The distinction between the Upper Paleolithic and the Epi-Paleolithic, as well as between the different cultures in each of the periods is based on morphological and technological characteristics of microlithic tools. Only one diagnostic microlith, trapeze/rectangle, characteristic of the Middle Epipaleolithic Geometric Kebaran culture, was found in one of the trial trenches; two more nicroliths in the investigated assemblage are non-diagnostic retouched bladelets. Though virtually no diagnostic items that can be used to identify the period in which the bladelet cores were utilized, were discovered. The similarity of some of the bladelet cores to carinated scrapers, common in the Upper Paleolithic period, was noted. The possibility that the bladelet cores in the assemblage represent both periods—the Upper Paleolithic period and the Epi-Paleolithic period—is also viable.  
The presence of flint items from the Middle Paleolithic and later periods in the same level clearly shows that the finds in the excavation are not in situ. Apparently because the site is located in the eastuary of a stream running down the slope of Mount Carmel, items must have washed down from their original position over the years and re-deposited at their present location. Moreover, from the excavations that were conducted in 2011 northeast of the current excavation area, it turns out that the alluvial fan, that contained Levallois items alongside bladelet cores, extends hundreds of meters further west in the direction of Tel Qashish.

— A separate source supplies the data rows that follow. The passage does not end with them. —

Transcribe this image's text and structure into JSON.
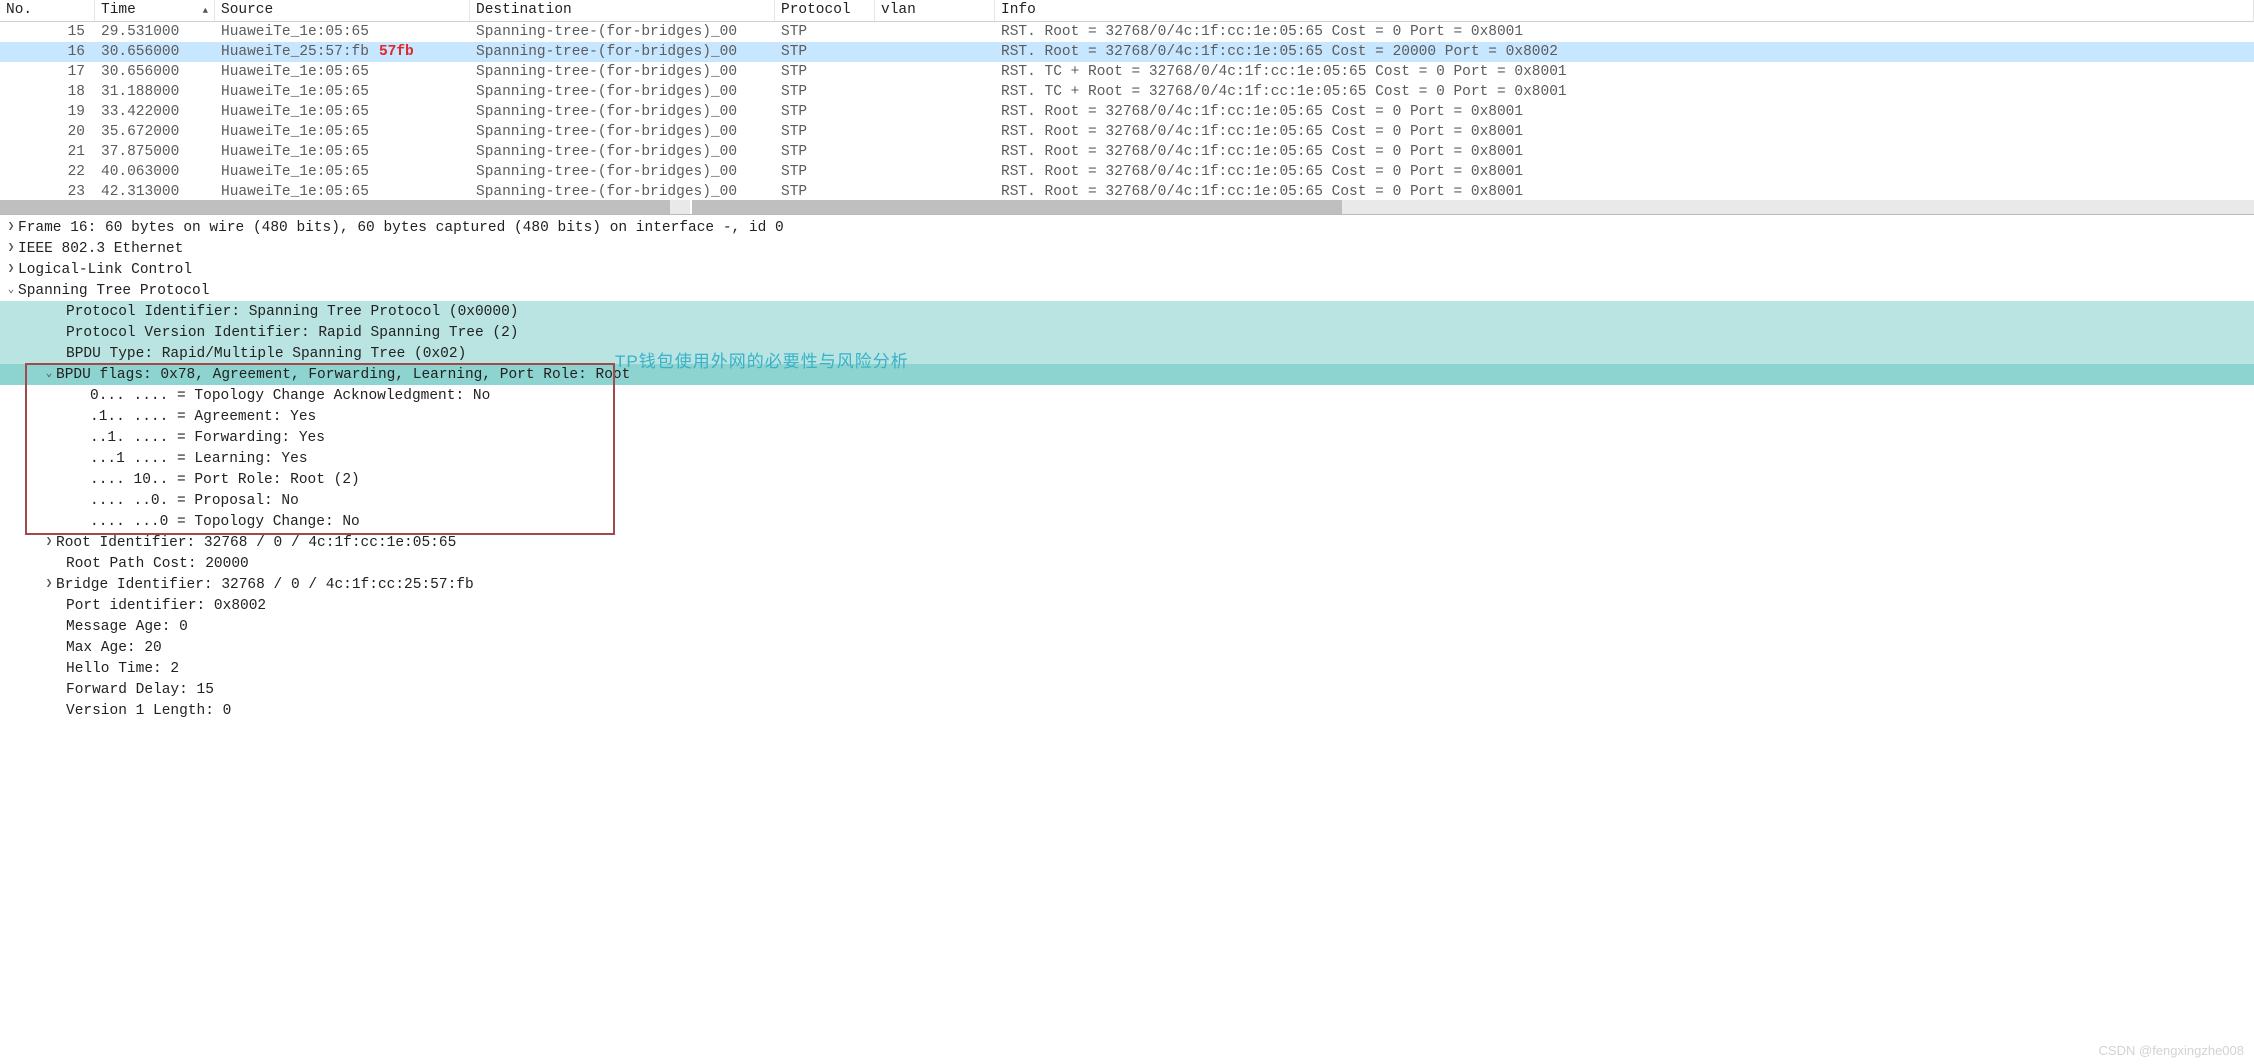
{
  "columns": {
    "no": "No.",
    "time": "Time",
    "src": "Source",
    "dst": "Destination",
    "proto": "Protocol",
    "vlan": "vlan",
    "info": "Info"
  },
  "annot_57fb": "57fb",
  "packets": [
    {
      "no": "15",
      "time": "29.531000",
      "src": "HuaweiTe_1e:05:65",
      "dst": "Spanning-tree-(for-bridges)_00",
      "proto": "STP",
      "info": "RST. Root = 32768/0/4c:1f:cc:1e:05:65  Cost = 0   Port = 0x8001"
    },
    {
      "no": "16",
      "time": "30.656000",
      "src": "HuaweiTe_25:57:fb",
      "dst": "Spanning-tree-(for-bridges)_00",
      "proto": "STP",
      "info": "RST. Root = 32768/0/4c:1f:cc:1e:05:65  Cost = 20000   Port = 0x8002",
      "selected": true
    },
    {
      "no": "17",
      "time": "30.656000",
      "src": "HuaweiTe_1e:05:65",
      "dst": "Spanning-tree-(for-bridges)_00",
      "proto": "STP",
      "info": "RST. TC + Root = 32768/0/4c:1f:cc:1e:05:65  Cost = 0   Port = 0x8001"
    },
    {
      "no": "18",
      "time": "31.188000",
      "src": "HuaweiTe_1e:05:65",
      "dst": "Spanning-tree-(for-bridges)_00",
      "proto": "STP",
      "info": "RST. TC + Root = 32768/0/4c:1f:cc:1e:05:65  Cost = 0   Port = 0x8001"
    },
    {
      "no": "19",
      "time": "33.422000",
      "src": "HuaweiTe_1e:05:65",
      "dst": "Spanning-tree-(for-bridges)_00",
      "proto": "STP",
      "info": "RST. Root = 32768/0/4c:1f:cc:1e:05:65  Cost = 0   Port = 0x8001"
    },
    {
      "no": "20",
      "time": "35.672000",
      "src": "HuaweiTe_1e:05:65",
      "dst": "Spanning-tree-(for-bridges)_00",
      "proto": "STP",
      "info": "RST. Root = 32768/0/4c:1f:cc:1e:05:65  Cost = 0   Port = 0x8001"
    },
    {
      "no": "21",
      "time": "37.875000",
      "src": "HuaweiTe_1e:05:65",
      "dst": "Spanning-tree-(for-bridges)_00",
      "proto": "STP",
      "info": "RST. Root = 32768/0/4c:1f:cc:1e:05:65  Cost = 0   Port = 0x8001"
    },
    {
      "no": "22",
      "time": "40.063000",
      "src": "HuaweiTe_1e:05:65",
      "dst": "Spanning-tree-(for-bridges)_00",
      "proto": "STP",
      "info": "RST. Root = 32768/0/4c:1f:cc:1e:05:65  Cost = 0   Port = 0x8001"
    },
    {
      "no": "23",
      "time": "42.313000",
      "src": "HuaweiTe_1e:05:65",
      "dst": "Spanning-tree-(for-bridges)_00",
      "proto": "STP",
      "info": "RST. Root = 32768/0/4c:1f:cc:1e:05:65  Cost = 0   Port = 0x8001"
    }
  ],
  "tree": {
    "frame": "Frame 16: 60 bytes on wire (480 bits), 60 bytes captured (480 bits) on interface -, id 0",
    "eth": "IEEE 802.3 Ethernet",
    "llc": "Logical-Link Control",
    "stp": "Spanning Tree Protocol",
    "proto_id": "Protocol Identifier: Spanning Tree Protocol (0x0000)",
    "proto_ver": "Protocol Version Identifier: Rapid Spanning Tree (2)",
    "bpdu_type": "BPDU Type: Rapid/Multiple Spanning Tree (0x02)",
    "bpdu_flags": "BPDU flags: 0x78, Agreement, Forwarding, Learning, Port Role: Root",
    "flag_tca": "0... .... = Topology Change Acknowledgment: No",
    "flag_agree": ".1.. .... = Agreement: Yes",
    "flag_fwd": "..1. .... = Forwarding: Yes",
    "flag_learn": "...1 .... = Learning: Yes",
    "flag_role": ".... 10.. = Port Role: Root (2)",
    "flag_prop": ".... ..0. = Proposal: No",
    "flag_tc": ".... ...0 = Topology Change: No",
    "root_id": "Root Identifier: 32768 / 0 / 4c:1f:cc:1e:05:65",
    "root_cost": "Root Path Cost: 20000",
    "bridge_id": "Bridge Identifier: 32768 / 0 / 4c:1f:cc:25:57:fb",
    "port_id": "Port identifier: 0x8002",
    "msg_age": "Message Age: 0",
    "max_age": "Max Age: 20",
    "hello": "Hello Time: 2",
    "fwd_delay": "Forward Delay: 15",
    "v1len": "Version 1 Length: 0"
  },
  "overlay_cn": "TP钱包使用外网的必要性与风险分析",
  "watermark": "CSDN @fengxingzhe008"
}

Sources of flint that is similar to that discovered during the excavation (Fig. 7), were spotted during a limited survey performed at the top of the slope, above the excavation area. A karstic cave with a terrace that might have been utilized in prehistoric periods was located close to these sources of flint (Fig. 8).